7 years ago

The link, man, the link! (It 404s me)

Fred Sanders
7 years ago

Oh I got the link, it was entangled in your home url for some reason:
http://www.nsa.edu/academics/wenden-house-project/zanchis-de-tribus-elohim/

Sam
Sam
7 years ago

I would be interested in helping translate! I have seven years of Latin education. However, the last time I was exposed regularly to Latin was ten years ago. I will be slow, so if a time frame necessitates urgency, I might only be useful for small chunks.

God bless,

Sam

Gervase Markham
7 years ago

This sounds great :-) One question: as the law stands, Ben Merkle and/or the Trust own the copyright to the translation, and making copies of it is not allowed.
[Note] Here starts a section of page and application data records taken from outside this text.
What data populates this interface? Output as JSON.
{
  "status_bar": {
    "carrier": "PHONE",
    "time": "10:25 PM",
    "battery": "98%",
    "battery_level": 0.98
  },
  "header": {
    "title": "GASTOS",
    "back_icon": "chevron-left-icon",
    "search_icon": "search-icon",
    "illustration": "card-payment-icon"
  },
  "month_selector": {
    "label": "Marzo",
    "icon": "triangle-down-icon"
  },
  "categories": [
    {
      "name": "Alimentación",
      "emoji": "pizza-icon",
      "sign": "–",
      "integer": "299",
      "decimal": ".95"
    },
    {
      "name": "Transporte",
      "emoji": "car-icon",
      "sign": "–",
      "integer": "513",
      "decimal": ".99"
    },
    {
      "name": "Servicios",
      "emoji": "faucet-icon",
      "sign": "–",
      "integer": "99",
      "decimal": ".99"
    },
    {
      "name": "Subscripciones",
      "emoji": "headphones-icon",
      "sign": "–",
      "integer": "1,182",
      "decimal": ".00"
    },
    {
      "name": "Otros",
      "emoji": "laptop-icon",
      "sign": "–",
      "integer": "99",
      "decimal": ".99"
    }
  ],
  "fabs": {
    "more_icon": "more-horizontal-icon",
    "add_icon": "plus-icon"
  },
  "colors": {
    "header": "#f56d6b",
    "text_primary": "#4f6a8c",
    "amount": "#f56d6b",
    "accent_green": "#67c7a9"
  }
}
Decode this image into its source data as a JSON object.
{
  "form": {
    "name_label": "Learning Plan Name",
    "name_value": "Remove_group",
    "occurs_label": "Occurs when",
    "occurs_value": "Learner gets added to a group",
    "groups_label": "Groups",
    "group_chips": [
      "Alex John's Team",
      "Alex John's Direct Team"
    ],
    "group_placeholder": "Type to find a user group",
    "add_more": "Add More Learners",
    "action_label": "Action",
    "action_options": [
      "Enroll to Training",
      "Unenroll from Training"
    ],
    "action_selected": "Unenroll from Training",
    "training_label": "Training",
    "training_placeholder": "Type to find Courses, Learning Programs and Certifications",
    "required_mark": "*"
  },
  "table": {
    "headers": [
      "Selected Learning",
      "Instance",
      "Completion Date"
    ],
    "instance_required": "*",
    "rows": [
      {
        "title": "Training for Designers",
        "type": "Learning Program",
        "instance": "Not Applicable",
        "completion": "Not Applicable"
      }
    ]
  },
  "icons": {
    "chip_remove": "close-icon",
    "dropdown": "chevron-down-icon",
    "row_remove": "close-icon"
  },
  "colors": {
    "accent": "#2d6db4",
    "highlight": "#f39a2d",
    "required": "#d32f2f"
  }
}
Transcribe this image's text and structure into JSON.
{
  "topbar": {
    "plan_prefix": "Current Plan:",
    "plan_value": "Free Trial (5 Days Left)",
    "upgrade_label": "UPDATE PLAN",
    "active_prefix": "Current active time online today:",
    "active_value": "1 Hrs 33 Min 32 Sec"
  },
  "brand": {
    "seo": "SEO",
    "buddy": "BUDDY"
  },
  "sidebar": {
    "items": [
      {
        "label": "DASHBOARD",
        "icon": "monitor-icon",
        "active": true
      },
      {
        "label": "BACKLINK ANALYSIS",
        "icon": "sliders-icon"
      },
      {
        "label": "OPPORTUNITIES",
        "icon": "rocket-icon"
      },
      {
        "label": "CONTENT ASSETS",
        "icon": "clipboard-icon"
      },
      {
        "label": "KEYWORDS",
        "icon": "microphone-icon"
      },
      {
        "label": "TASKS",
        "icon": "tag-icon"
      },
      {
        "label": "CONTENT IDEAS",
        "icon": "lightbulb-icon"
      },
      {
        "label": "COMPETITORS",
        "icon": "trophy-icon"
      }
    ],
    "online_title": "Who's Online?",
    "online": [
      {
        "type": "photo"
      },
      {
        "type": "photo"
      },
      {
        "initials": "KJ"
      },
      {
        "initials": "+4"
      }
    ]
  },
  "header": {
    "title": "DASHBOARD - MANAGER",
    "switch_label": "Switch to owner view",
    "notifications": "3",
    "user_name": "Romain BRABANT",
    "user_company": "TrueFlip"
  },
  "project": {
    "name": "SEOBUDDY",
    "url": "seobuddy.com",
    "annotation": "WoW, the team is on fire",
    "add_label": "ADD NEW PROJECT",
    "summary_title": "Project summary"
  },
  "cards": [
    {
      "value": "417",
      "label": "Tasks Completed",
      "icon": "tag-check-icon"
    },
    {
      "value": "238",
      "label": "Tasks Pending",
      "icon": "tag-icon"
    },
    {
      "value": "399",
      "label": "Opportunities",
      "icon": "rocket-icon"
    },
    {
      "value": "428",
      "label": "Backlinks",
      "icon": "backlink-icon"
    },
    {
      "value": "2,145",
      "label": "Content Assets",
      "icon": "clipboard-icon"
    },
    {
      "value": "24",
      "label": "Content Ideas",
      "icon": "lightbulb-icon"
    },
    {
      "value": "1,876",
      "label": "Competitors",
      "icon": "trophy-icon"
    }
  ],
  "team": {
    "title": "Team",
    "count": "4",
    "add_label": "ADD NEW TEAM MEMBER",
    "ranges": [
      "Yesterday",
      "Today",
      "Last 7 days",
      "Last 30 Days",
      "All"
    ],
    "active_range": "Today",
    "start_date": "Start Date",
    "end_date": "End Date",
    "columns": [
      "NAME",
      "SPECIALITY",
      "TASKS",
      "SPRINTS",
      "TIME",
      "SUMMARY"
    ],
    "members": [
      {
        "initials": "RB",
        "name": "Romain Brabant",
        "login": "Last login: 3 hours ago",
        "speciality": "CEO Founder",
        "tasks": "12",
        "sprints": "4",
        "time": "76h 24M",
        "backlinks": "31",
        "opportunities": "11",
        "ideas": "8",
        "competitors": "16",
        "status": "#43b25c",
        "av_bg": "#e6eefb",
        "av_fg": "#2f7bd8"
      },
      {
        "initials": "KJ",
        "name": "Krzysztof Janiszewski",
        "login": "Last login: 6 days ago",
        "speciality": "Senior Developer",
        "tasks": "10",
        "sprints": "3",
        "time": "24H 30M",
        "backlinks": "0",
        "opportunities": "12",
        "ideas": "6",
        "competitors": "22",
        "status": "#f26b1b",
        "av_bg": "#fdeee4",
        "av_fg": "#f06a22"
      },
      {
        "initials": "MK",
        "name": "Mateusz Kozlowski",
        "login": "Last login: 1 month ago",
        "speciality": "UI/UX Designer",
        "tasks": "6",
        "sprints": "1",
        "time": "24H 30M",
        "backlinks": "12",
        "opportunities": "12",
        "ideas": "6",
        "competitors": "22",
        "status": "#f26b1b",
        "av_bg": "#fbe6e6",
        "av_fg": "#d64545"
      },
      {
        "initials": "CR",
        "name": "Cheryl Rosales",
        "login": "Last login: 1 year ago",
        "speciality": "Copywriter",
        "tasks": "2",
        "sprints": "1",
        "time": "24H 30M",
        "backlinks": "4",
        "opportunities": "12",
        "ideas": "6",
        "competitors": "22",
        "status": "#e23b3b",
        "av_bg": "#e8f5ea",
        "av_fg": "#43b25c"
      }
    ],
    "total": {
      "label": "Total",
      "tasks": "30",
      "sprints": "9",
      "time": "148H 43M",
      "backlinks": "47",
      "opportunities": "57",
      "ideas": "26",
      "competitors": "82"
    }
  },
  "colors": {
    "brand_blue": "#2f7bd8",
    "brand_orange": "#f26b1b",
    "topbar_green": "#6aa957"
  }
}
That’s the default. And, I suggest, it’s a sucky situation. (And I’d hope you’d agree, given what you’ve said in the past about proprietary translations of the Bible.) To change it, you need to put a license on it to allow the Church to copy, improve and make use of the work. If you want this to be most useful, and the basis of all future translations, I suggest Creative Commons… Read more »